Records drawn from a dataset:
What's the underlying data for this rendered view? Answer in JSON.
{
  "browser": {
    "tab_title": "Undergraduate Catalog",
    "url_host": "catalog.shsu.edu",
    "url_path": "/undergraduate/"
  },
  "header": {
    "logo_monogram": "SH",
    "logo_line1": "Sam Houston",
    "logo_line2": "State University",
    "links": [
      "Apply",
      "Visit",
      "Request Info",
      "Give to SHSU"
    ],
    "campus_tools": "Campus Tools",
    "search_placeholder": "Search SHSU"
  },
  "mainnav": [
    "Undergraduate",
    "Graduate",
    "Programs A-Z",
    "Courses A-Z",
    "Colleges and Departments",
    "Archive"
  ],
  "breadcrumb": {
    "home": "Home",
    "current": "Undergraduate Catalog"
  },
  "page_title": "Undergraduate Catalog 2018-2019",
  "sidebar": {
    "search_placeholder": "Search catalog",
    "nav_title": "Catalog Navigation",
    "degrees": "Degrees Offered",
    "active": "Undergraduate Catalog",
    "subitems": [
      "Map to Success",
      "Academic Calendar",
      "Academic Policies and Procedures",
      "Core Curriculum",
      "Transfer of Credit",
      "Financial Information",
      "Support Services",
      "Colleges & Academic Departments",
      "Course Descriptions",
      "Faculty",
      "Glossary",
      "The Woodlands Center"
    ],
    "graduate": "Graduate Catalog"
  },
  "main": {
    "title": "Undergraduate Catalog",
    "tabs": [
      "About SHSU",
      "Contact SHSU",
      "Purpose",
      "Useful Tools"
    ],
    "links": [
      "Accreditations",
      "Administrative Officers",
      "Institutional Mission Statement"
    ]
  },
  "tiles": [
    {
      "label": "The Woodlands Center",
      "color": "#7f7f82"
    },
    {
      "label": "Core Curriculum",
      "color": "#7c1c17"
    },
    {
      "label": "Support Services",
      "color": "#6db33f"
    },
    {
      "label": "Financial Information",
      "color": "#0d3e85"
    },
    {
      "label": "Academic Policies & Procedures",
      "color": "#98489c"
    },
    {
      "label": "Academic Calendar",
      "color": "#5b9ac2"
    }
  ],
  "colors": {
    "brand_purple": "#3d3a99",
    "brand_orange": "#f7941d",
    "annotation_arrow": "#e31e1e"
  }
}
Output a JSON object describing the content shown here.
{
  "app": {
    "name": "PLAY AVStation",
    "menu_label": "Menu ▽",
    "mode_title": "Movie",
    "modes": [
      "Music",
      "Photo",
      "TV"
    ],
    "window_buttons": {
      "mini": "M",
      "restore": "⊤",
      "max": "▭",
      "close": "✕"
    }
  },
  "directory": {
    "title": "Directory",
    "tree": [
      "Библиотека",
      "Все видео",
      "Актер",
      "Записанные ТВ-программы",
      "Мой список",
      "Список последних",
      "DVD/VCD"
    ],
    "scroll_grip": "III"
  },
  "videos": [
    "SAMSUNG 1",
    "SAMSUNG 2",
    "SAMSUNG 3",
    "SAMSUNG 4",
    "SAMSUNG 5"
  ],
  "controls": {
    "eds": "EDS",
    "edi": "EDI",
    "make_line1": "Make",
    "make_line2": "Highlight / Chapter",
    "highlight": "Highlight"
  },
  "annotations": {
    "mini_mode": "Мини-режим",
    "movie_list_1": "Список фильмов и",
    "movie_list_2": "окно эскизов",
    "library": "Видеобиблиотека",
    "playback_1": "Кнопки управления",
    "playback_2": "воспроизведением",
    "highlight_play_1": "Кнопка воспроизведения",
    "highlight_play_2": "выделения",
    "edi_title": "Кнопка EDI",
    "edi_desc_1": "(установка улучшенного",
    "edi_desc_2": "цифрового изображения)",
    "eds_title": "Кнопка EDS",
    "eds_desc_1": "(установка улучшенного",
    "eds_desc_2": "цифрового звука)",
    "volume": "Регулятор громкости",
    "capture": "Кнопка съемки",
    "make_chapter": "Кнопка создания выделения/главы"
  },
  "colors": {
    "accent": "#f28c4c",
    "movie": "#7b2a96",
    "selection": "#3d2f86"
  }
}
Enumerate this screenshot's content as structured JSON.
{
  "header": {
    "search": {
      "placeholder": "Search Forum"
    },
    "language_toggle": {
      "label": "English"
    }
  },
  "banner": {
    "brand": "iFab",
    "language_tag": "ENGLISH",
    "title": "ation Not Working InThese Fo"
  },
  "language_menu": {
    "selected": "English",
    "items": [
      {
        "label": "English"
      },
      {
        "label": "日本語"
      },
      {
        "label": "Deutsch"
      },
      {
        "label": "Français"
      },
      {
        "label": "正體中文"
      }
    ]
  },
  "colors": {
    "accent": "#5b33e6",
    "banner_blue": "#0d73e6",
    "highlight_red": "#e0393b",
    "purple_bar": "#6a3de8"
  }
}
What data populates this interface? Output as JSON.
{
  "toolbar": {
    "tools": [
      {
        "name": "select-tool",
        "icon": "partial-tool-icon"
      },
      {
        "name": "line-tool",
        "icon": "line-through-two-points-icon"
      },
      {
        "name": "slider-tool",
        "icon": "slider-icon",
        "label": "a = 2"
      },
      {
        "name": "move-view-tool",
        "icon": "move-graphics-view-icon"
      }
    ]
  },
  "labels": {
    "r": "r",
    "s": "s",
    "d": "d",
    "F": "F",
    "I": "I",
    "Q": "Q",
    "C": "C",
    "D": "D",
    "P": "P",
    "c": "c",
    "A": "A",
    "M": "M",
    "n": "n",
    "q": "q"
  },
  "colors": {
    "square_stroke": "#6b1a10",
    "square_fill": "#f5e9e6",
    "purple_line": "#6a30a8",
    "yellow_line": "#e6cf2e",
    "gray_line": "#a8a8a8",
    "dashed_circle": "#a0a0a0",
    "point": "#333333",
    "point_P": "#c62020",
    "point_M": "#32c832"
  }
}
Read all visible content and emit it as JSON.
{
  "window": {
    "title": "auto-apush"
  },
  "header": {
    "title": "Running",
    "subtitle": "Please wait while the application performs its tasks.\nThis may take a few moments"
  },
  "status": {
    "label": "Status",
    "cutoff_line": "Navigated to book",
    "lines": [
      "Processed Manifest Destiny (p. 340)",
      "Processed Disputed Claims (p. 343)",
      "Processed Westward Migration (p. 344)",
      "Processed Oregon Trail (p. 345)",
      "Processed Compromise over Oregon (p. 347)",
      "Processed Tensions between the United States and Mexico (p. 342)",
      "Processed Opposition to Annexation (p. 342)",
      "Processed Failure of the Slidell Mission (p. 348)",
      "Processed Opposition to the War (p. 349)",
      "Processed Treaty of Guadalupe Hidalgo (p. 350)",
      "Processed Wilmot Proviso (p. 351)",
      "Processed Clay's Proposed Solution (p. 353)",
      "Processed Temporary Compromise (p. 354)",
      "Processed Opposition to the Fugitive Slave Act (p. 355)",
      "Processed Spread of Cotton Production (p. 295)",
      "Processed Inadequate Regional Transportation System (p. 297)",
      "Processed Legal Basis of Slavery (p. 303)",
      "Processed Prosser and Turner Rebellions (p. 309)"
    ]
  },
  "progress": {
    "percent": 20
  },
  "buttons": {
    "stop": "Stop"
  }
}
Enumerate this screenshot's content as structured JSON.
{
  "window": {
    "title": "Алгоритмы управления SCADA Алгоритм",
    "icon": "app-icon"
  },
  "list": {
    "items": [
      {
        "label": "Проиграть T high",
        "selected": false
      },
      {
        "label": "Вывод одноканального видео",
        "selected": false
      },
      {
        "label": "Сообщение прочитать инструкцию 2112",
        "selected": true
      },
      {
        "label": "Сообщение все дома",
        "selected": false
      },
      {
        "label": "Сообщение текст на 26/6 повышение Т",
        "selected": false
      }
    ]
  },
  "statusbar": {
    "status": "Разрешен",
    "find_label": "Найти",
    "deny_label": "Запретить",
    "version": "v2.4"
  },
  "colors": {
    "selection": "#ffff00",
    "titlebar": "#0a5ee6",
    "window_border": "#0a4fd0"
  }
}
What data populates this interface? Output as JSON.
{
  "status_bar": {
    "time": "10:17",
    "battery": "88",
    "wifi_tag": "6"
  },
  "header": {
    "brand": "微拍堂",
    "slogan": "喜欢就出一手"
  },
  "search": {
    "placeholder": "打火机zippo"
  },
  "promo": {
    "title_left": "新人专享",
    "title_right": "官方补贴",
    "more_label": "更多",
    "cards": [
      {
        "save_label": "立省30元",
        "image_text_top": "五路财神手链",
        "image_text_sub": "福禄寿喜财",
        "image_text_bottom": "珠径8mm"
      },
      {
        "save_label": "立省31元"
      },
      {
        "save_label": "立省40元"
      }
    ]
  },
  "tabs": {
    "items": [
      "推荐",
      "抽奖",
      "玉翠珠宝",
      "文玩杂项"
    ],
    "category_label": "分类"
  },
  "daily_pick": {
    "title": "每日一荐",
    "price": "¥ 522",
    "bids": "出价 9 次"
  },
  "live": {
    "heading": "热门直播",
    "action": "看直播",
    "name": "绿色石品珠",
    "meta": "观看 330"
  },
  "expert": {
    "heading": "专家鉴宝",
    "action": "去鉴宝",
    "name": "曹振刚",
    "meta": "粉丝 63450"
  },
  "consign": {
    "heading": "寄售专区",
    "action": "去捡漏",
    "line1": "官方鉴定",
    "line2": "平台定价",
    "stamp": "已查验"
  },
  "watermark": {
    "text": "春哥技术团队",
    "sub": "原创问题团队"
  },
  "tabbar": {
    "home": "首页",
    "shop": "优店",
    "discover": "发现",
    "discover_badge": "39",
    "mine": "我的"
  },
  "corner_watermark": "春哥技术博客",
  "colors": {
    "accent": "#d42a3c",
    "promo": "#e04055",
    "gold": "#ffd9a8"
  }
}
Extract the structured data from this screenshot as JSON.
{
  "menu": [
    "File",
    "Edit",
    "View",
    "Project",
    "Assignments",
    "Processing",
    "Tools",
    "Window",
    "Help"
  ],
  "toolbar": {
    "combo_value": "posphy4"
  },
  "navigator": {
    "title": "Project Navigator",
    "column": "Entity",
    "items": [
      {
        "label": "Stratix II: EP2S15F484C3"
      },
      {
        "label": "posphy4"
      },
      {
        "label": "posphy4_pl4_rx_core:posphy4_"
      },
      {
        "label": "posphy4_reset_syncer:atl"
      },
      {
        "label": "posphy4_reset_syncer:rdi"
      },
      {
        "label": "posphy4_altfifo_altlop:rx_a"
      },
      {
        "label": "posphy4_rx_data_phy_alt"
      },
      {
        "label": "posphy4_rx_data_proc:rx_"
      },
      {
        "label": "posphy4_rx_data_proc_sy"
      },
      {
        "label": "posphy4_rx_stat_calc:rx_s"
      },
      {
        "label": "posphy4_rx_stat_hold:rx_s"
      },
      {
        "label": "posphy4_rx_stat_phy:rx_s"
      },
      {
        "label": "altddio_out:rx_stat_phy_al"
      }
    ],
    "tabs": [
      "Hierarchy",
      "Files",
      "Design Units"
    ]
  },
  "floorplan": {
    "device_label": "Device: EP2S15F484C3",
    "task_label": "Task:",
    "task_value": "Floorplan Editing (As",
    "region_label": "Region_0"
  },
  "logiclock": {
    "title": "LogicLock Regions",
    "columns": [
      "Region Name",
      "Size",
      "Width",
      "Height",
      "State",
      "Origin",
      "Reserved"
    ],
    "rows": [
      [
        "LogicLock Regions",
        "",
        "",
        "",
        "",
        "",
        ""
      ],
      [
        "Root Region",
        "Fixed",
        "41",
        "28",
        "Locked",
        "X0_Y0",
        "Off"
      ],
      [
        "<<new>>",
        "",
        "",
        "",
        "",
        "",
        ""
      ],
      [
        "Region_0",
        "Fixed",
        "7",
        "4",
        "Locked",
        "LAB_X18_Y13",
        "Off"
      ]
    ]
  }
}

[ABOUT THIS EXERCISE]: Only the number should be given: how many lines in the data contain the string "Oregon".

[TASK RESPONSE]: 2